------ Material supplied ------
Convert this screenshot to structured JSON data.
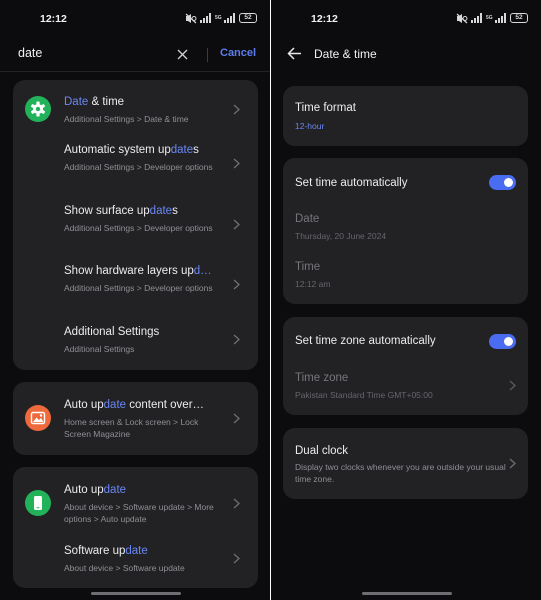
{
  "status_bar": {
    "time": "12:12",
    "battery": "52",
    "network": "5G"
  },
  "left": {
    "search": {
      "value": "date",
      "cancel_label": "Cancel"
    },
    "results": [
      {
        "pre": "",
        "hl": "Date",
        "post": " & time",
        "subtitle": "Additional Settings > Date & time",
        "icon": "gear-icon",
        "icon_color": "#22b35a"
      },
      {
        "pre": "Automatic system up",
        "hl": "date",
        "post": "s",
        "subtitle": "Additional Settings > Developer options"
      },
      {
        "pre": "Show surface up",
        "hl": "date",
        "post": "s",
        "subtitle": "Additional Settings > Developer options"
      },
      {
        "pre": "Show hardware layers up",
        "hl": "d…",
        "post": "",
        "subtitle": "Additional Settings > Developer options"
      },
      {
        "pre": "Additional Settings",
        "hl": "",
        "post": "",
        "subtitle": "Additional Settings"
      },
      {
        "pre": "Auto up",
        "hl": "date",
        "post": " content over…",
        "subtitle": "Home screen & Lock screen > Lock Screen Magazine",
        "icon": "image-icon",
        "icon_color": "#ee6a3c"
      },
      {
        "pre": "Auto up",
        "hl": "date",
        "post": "",
        "subtitle": "About device > Software update > More options > Auto update",
        "icon": "phone-icon",
        "icon_color": "#22b35a"
      },
      {
        "pre": "Software up",
        "hl": "date",
        "post": "",
        "subtitle": "About device > Software update"
      }
    ]
  },
  "right": {
    "header": {
      "title": "Date & time"
    },
    "time_format": {
      "label": "Time format",
      "value": "12-hour"
    },
    "set_time_auto": {
      "label": "Set time automatically",
      "enabled": true
    },
    "date": {
      "label": "Date",
      "value": "Thursday, 20 June 2024"
    },
    "time": {
      "label": "Time",
      "value": "12:12 am"
    },
    "set_zone_auto": {
      "label": "Set time zone automatically",
      "enabled": true
    },
    "time_zone": {
      "label": "Time zone",
      "value": "Pakistan Standard Time GMT+05:00"
    },
    "dual_clock": {
      "label": "Dual clock",
      "description": "Display two clocks whenever you are outside your usual time zone."
    }
  },
  "colors": {
    "accent": "#5d7cf0",
    "background": "#0c0c0e",
    "card": "#222225",
    "toggle_on": "#4a6cf0"
  }
}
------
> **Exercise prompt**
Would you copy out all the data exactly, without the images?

> **Answer to this task**
Convert this screenshot to structured JSON data.
{
  "status_bar": {
    "time": "12:12",
    "battery": "52",
    "network": "5G"
  },
  "left": {
    "search": {
      "value": "date",
      "cancel_label": "Cancel"
    },
    "results": [
      {
        "pre": "",
        "hl": "Date",
        "post": " & time",
        "subtitle": "Additional Settings > Date & time",
        "icon": "gear-icon",
        "icon_color": "#22b35a"
      },
      {
        "pre": "Automatic system up",
        "hl": "date",
        "post": "s",
        "subtitle": "Additional Settings > Developer options"
      },
      {
        "pre": "Show surface up",
        "hl": "date",
        "post": "s",
        "subtitle": "Additional Settings > Developer options"
      },
      {
        "pre": "Show hardware layers up",
        "hl": "d…",
        "post": "",
        "subtitle": "Additional Settings > Developer options"
      },
      {
        "pre": "Additional Settings",
        "hl": "",
        "post": "",
        "subtitle": "Additional Settings"
      },
      {
        "pre": "Auto up",
        "hl": "date",
        "post": " content over…",
        "subtitle": "Home screen & Lock screen > Lock Screen Magazine",
        "icon": "image-icon",
        "icon_color": "#ee6a3c"
      },
      {
        "pre": "Auto up",
        "hl": "date",
        "post": "",
        "subtitle": "About device > Software update > More options > Auto update",
        "icon": "phone-icon",
        "icon_color": "#22b35a"
      },
      {
        "pre": "Software up",
        "hl": "date",
        "post": "",
        "subtitle": "About device > Software update"
      }
    ]
  },
  "right": {
    "header": {
      "title": "Date & time"
    },
    "time_format": {
      "label": "Time format",
      "value": "12-hour"
    },
    "set_time_auto": {
      "label": "Set time automatically",
      "enabled": true
    },
    "date": {
      "label": "Date",
      "value": "Thursday, 20 June 2024"
    },
    "time": {
      "label": "Time",
      "value": "12:12 am"
    },
    "set_zone_auto": {
      "label": "Set time zone automatically",
      "enabled": true
    },
    "time_zone": {
      "label": "Time zone",
      "value": "Pakistan Standard Time GMT+05:00"
    },
    "dual_clock": {
      "label": "Dual clock",
      "description": "Display two clocks whenever you are outside your usual time zone."
    }
  },
  "colors": {
    "accent": "#5d7cf0",
    "background": "#0c0c0e",
    "card": "#222225",
    "toggle_on": "#4a6cf0"
  }
}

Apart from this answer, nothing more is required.